### Work request
Keep the pictures out. Restate the entries below word for word.

### Data to use
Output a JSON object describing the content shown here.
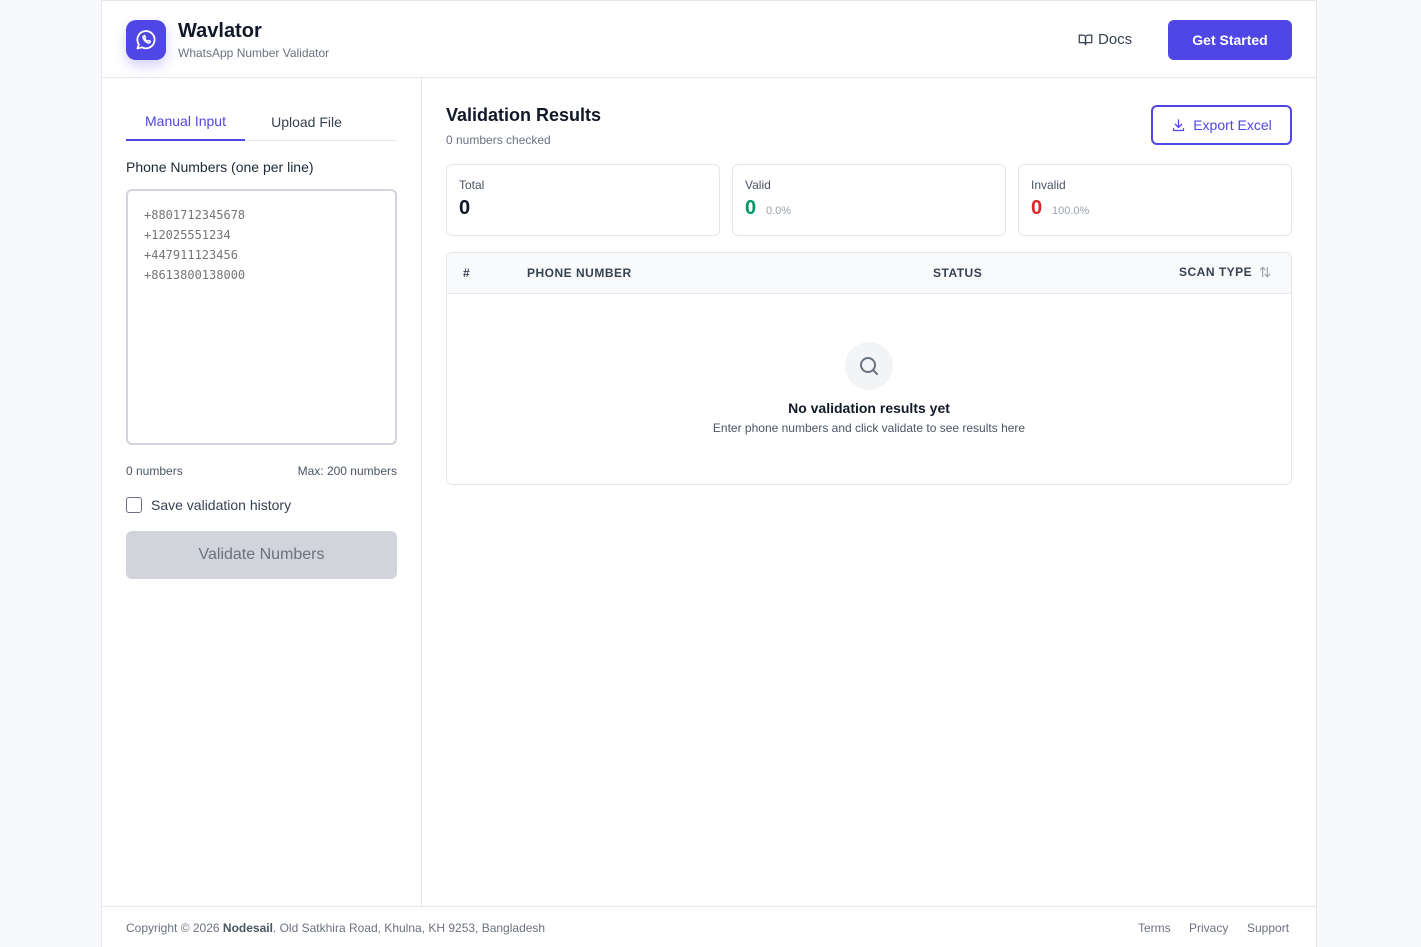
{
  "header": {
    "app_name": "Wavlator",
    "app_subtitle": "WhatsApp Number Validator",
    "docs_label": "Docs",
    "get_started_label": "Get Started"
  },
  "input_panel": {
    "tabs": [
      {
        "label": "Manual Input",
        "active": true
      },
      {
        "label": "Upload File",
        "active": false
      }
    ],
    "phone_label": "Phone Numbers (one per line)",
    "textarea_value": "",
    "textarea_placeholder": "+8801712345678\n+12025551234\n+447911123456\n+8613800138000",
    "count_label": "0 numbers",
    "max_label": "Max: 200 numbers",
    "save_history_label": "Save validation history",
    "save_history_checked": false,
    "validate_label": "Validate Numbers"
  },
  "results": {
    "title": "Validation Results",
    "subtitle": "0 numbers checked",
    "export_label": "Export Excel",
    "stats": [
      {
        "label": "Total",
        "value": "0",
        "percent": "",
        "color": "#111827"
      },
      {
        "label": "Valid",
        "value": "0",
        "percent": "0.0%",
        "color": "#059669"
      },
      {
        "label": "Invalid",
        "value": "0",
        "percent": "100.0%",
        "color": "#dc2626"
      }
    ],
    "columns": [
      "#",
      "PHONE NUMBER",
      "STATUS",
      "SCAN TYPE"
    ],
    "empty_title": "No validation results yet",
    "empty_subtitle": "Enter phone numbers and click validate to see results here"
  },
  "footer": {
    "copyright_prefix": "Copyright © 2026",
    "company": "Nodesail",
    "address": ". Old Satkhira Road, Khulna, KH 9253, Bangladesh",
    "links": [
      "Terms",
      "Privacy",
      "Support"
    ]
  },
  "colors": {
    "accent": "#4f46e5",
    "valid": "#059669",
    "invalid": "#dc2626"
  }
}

### Exercise answer
Output a JSON object describing the content shown here.
{
  "header": {
    "app_name": "Wavlator",
    "app_subtitle": "WhatsApp Number Validator",
    "docs_label": "Docs",
    "get_started_label": "Get Started"
  },
  "input_panel": {
    "tabs": [
      {
        "label": "Manual Input",
        "active": true
      },
      {
        "label": "Upload File",
        "active": false
      }
    ],
    "phone_label": "Phone Numbers (one per line)",
    "textarea_value": "",
    "textarea_placeholder": "+8801712345678\n+12025551234\n+447911123456\n+8613800138000",
    "count_label": "0 numbers",
    "max_label": "Max: 200 numbers",
    "save_history_label": "Save validation history",
    "save_history_checked": false,
    "validate_label": "Validate Numbers"
  },
  "results": {
    "title": "Validation Results",
    "subtitle": "0 numbers checked",
    "export_label": "Export Excel",
    "stats": [
      {
        "label": "Total",
        "value": "0",
        "percent": "",
        "color": "#111827"
      },
      {
        "label": "Valid",
        "value": "0",
        "percent": "0.0%",
        "color": "#059669"
      },
      {
        "label": "Invalid",
        "value": "0",
        "percent": "100.0%",
        "color": "#dc2626"
      }
    ],
    "columns": [
      "#",
      "PHONE NUMBER",
      "STATUS",
      "SCAN TYPE"
    ],
    "empty_title": "No validation results yet",
    "empty_subtitle": "Enter phone numbers and click validate to see results here"
  },
  "footer": {
    "copyright_prefix": "Copyright © 2026",
    "company": "Nodesail",
    "address": ". Old Satkhira Road, Khulna, KH 9253, Bangladesh",
    "links": [
      "Terms",
      "Privacy",
      "Support"
    ]
  },
  "colors": {
    "accent": "#4f46e5",
    "valid": "#059669",
    "invalid": "#dc2626"
  }
}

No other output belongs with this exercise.